While water can represent a spiritual cleansing—which is certainly necessary for most of us—it can mean much more. We think of water as flowing. Water has waves. Energy also flows in waves. So another interpretation of water is as flowing waves of energy. Not just any energy. It is the spiritual energy that flows from God, into the spiritual sun (or Sun of Righteousness), and then into us. It is this energy that awakens and “feeds” the spirit and soul. It is, in that way, a means of being reborn. It is a means of spiritual rebirth.
To the ancients, fire and light meant the same thing. Since they got light from a fire, they used the words interchangeably. So yes, fire can burn the impurities out of us, but it does more. Thinking more in terms of light, it again represents that energy, that spiritual light, that comes to us through the Sun of Righteousness (“Sun,” not “Son”). This spiritual sun shines on all, but only those who turn to it and attune themselves to it receive and significant benefit. The Old Testament prophet Malachi did promise, however, that it would burn all the evil out of the world. That doesn’t mean people, animals, etc. will burst into flames. It means that we will all transform into spiritual beings. We must all go through a spiritual rebirth. Those who make the effort to transform early will be the leaders in that coming Golden Age of spirit.
Likewise, spiritual rebirth by spirit or the Holy Spirit means the same thing. That light, fire, flowing Water of Life that comes from the spiritual sun.
Law of the Sabbath
I have to admit that I never thought of the references to animals with regard to the Sabbath was really a reference to the human physical, or animal, body. Yet it makes perfect sense to see it that way. Of course, work animals need to be allowed to rest. But I think that is more of a daily thing rather than a weekly one.

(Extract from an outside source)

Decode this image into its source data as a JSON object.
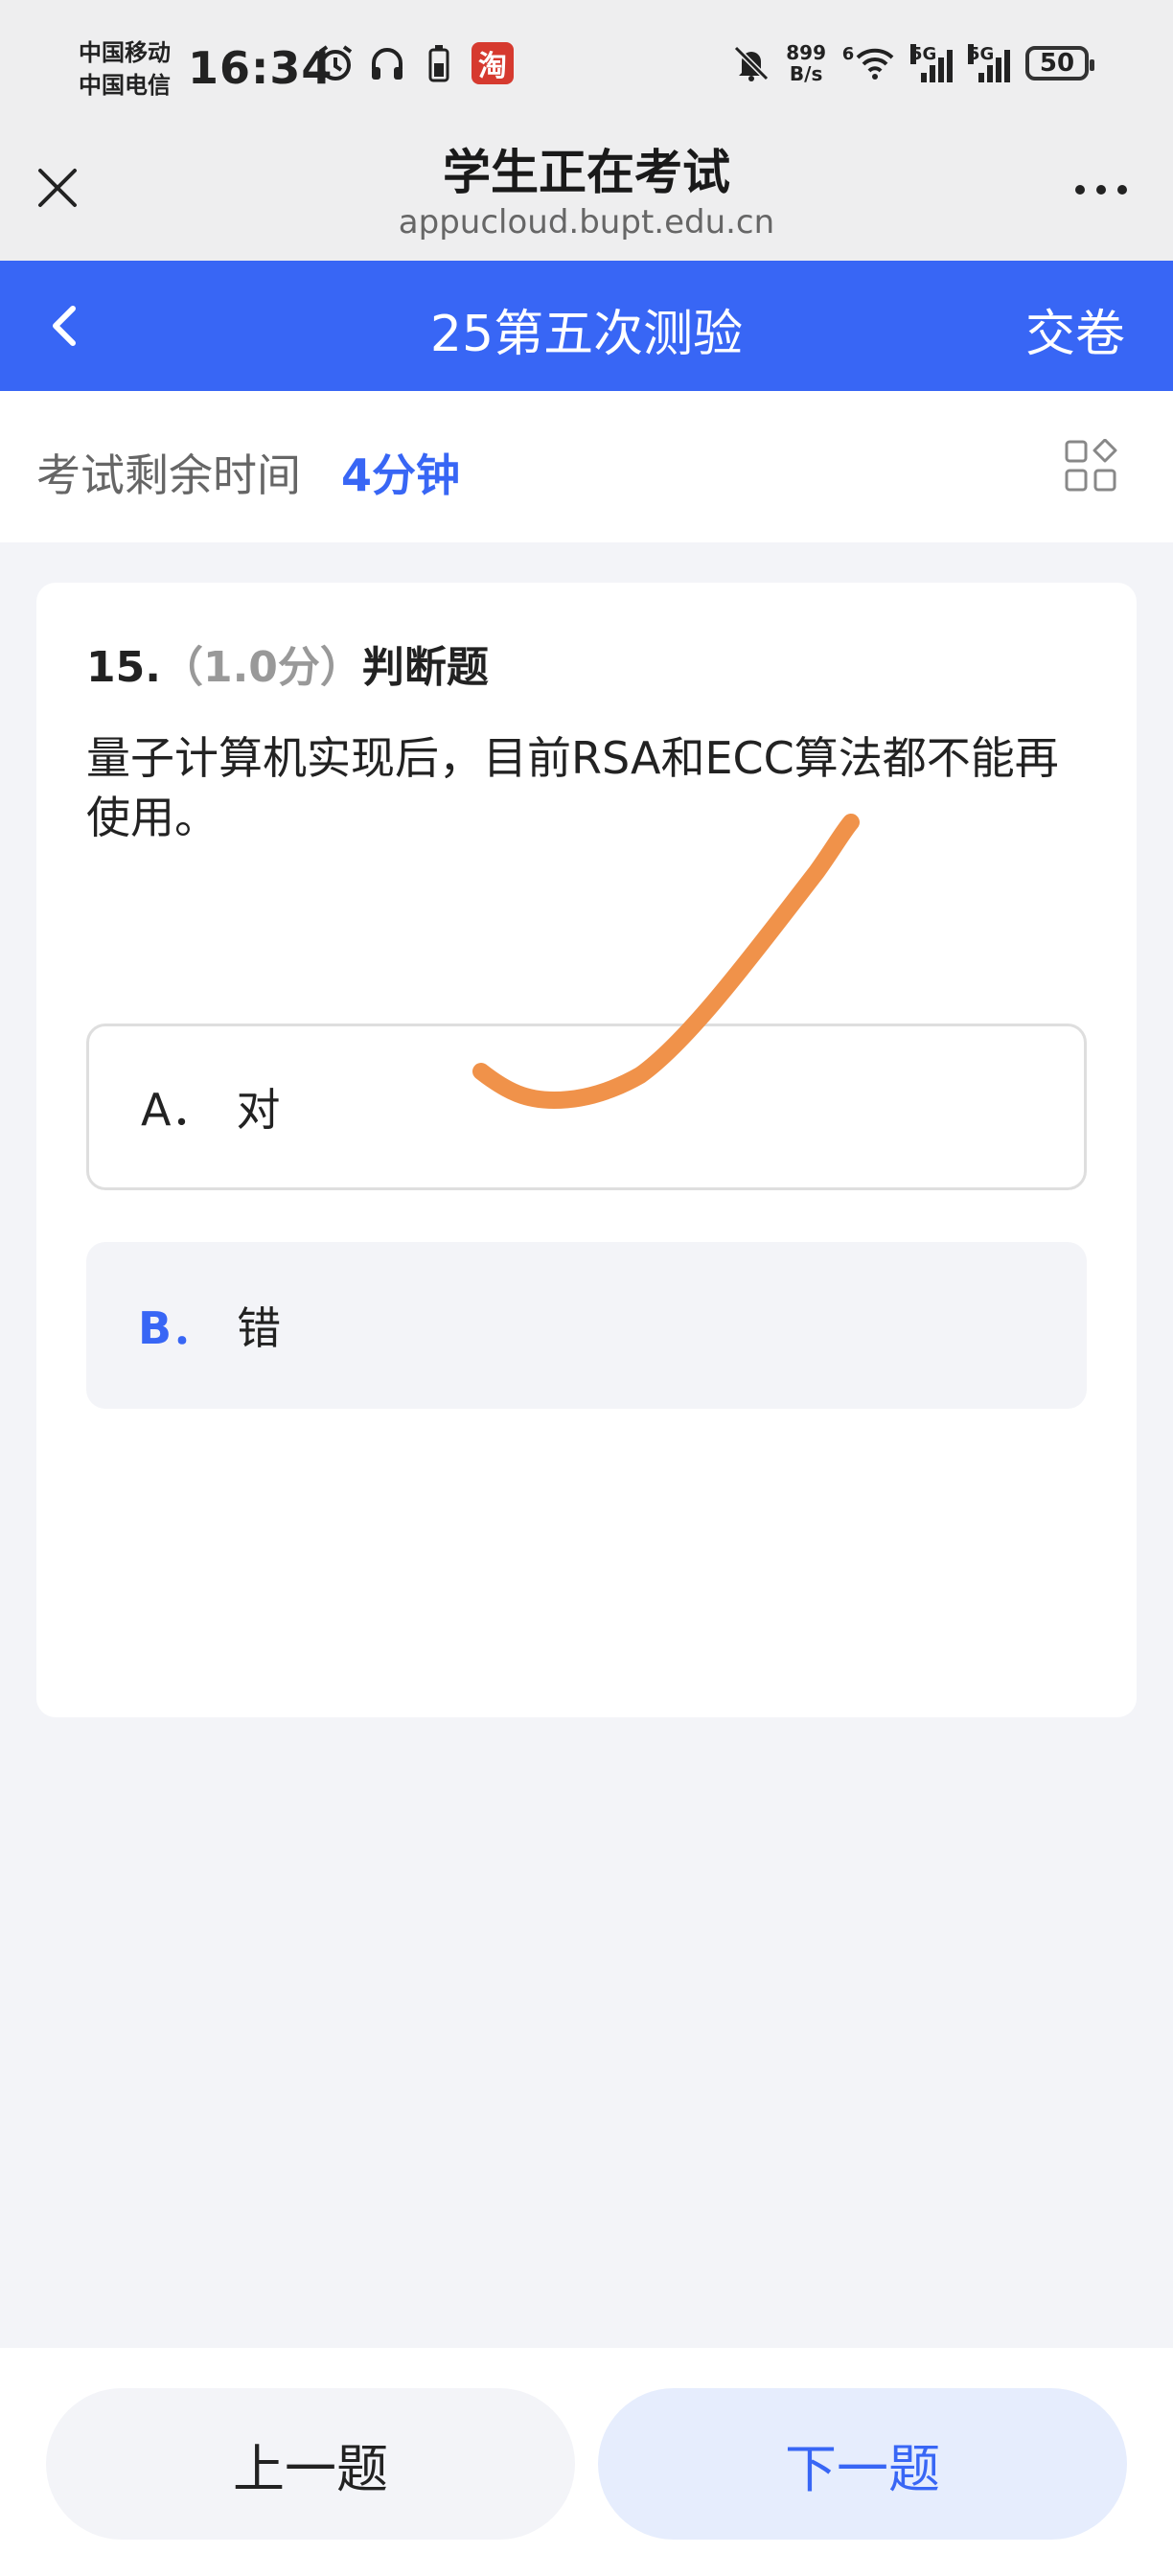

When it comes to man, however, I see it differently. It isn’t so much that the physical body needs a day of rest once a week, although that might be a good thing also. I think what was really meant by those who started the idea of a Sabbath is a day of mental rest. Or more accurately, periods of mental rest. It could be a day or an hour. It might be just a few minutes. So in an allegorical way, the idea of a Sabbath is to remind us that we need to devote time to spiritual matters as well as physical and mental ones. It also is hinting at the need during spiritual practices to clear the mind as much as possible and let the true knowledge found in the spiritual light educate us. As the Zen masters say, you must empty your cup before it can be refilled with something else. The one who successfully empties his cup can experience that spiritual rebirth.